::: DATA :::

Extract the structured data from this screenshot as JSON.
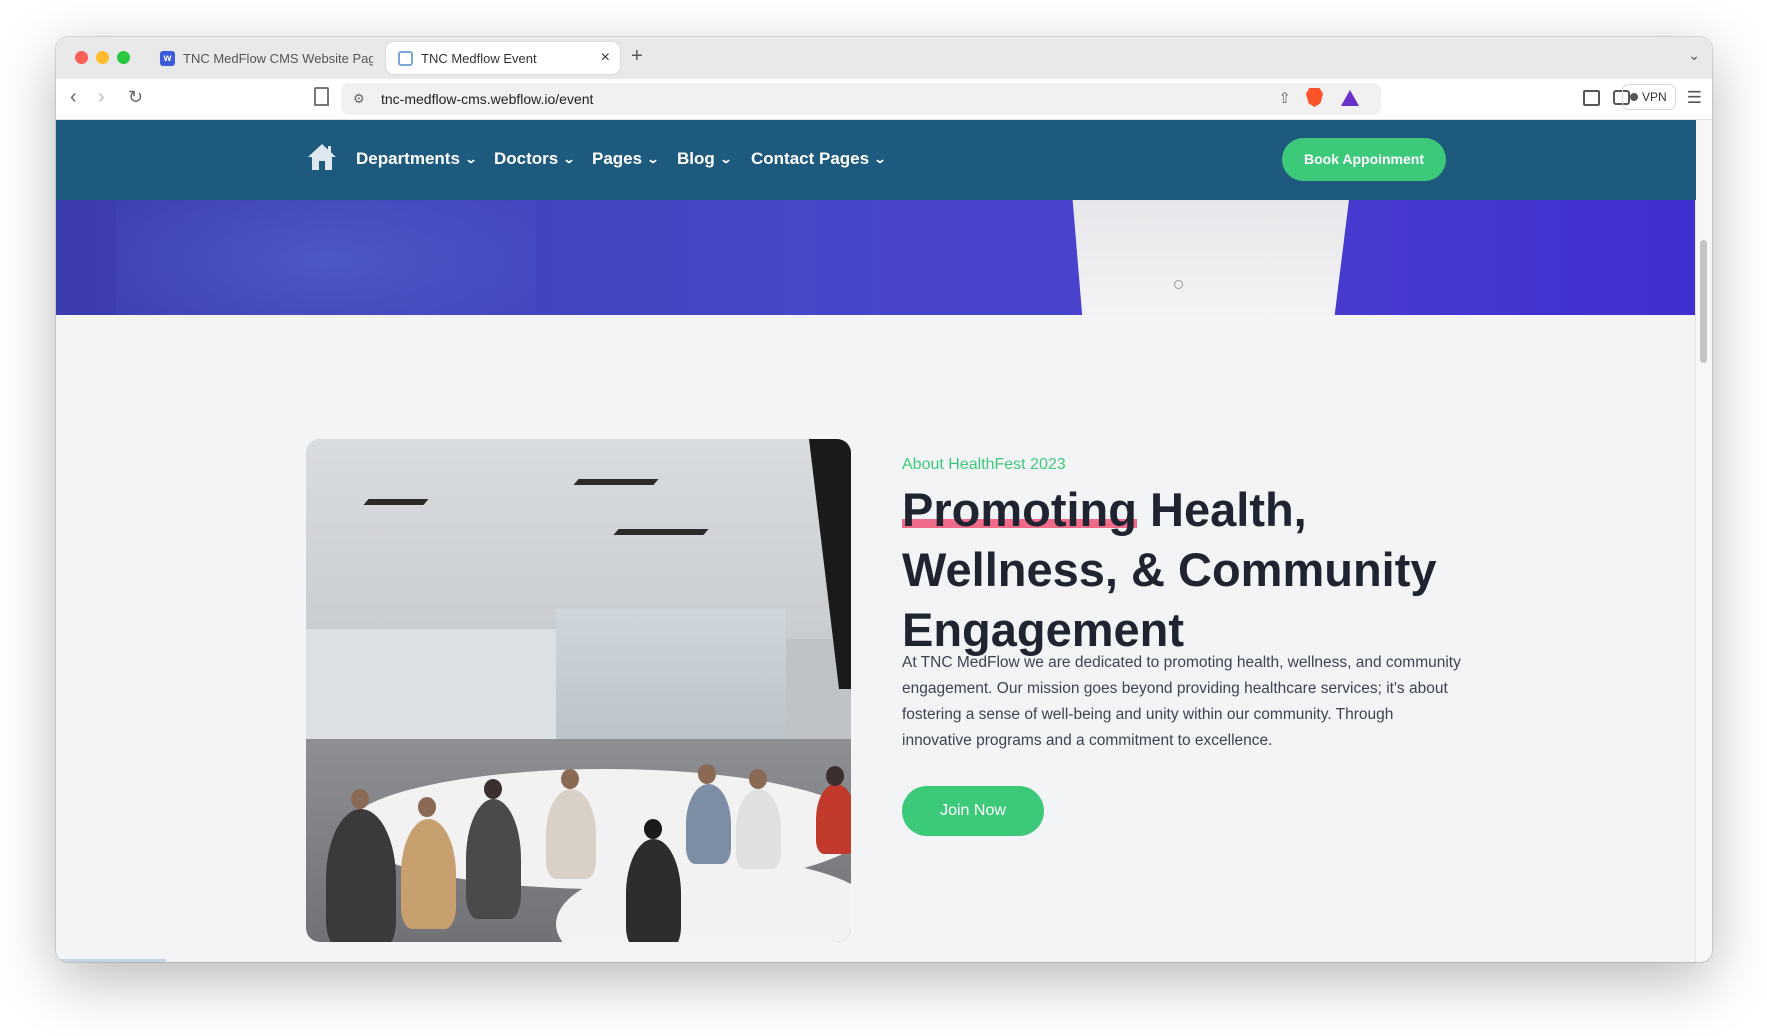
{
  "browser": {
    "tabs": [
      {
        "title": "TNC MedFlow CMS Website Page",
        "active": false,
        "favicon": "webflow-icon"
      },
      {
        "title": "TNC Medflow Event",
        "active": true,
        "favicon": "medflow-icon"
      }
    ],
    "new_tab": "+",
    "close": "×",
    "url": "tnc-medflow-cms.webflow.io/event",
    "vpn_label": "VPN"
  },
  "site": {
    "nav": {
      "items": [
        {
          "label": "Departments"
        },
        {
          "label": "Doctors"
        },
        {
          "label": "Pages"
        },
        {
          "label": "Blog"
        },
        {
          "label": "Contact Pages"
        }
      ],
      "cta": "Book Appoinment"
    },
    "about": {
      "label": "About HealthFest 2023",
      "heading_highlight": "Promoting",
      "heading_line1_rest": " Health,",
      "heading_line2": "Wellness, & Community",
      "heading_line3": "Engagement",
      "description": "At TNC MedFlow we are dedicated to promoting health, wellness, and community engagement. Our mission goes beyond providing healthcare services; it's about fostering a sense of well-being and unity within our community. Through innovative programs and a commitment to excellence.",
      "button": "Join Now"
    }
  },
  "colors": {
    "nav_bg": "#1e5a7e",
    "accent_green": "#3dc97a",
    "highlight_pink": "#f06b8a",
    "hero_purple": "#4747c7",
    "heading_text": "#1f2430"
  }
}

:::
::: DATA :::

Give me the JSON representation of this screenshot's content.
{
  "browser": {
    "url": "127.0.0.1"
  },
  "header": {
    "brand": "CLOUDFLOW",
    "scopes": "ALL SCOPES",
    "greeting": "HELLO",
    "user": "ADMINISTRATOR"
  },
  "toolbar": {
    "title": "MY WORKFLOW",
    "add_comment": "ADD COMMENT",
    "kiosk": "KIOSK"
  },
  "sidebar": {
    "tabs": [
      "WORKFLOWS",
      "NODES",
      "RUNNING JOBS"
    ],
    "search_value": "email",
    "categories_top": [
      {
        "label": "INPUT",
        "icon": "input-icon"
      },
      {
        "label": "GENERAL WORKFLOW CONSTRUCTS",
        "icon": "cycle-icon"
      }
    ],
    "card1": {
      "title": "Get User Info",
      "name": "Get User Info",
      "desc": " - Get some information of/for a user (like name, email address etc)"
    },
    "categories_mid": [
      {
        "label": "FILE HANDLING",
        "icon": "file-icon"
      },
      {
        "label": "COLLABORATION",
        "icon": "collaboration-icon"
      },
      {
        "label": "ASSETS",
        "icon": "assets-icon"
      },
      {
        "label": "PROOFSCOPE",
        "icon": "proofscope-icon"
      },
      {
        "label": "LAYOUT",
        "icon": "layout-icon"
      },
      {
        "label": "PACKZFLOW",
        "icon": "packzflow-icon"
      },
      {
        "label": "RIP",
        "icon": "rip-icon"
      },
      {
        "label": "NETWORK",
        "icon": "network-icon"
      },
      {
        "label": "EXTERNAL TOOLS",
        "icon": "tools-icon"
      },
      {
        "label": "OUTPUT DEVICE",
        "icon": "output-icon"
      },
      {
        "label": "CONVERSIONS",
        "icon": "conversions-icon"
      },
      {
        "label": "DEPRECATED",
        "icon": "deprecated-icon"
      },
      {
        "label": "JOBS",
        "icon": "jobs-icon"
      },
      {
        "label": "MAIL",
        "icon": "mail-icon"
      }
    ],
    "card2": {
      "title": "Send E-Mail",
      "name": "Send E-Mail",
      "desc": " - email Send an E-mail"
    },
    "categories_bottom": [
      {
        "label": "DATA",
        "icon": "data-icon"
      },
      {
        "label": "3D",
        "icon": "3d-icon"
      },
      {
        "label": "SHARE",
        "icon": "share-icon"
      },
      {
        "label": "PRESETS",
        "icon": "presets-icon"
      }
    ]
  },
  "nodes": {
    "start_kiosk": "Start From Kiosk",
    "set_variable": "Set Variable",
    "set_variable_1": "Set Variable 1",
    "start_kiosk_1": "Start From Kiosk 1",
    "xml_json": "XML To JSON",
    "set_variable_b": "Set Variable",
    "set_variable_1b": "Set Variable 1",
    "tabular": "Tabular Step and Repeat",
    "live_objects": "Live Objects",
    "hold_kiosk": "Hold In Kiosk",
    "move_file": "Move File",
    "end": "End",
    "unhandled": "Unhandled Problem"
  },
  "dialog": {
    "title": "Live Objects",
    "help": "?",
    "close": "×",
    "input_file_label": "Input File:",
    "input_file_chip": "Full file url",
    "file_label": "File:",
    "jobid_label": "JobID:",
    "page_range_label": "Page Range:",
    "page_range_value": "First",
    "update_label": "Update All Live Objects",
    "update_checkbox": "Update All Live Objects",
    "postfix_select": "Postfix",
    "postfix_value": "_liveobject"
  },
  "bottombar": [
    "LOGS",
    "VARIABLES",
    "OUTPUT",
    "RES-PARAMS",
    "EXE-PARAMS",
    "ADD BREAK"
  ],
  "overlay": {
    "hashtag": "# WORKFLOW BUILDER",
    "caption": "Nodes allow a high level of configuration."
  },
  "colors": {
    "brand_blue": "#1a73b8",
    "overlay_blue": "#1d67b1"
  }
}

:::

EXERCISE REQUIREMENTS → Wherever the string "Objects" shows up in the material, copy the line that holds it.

EXERCISE SOLUTION →
    "live_objects": "Live Objects",
    "title": "Live Objects",
    "update_label": "Update All Live Objects",
    "update_checkbox": "Update All Live Objects",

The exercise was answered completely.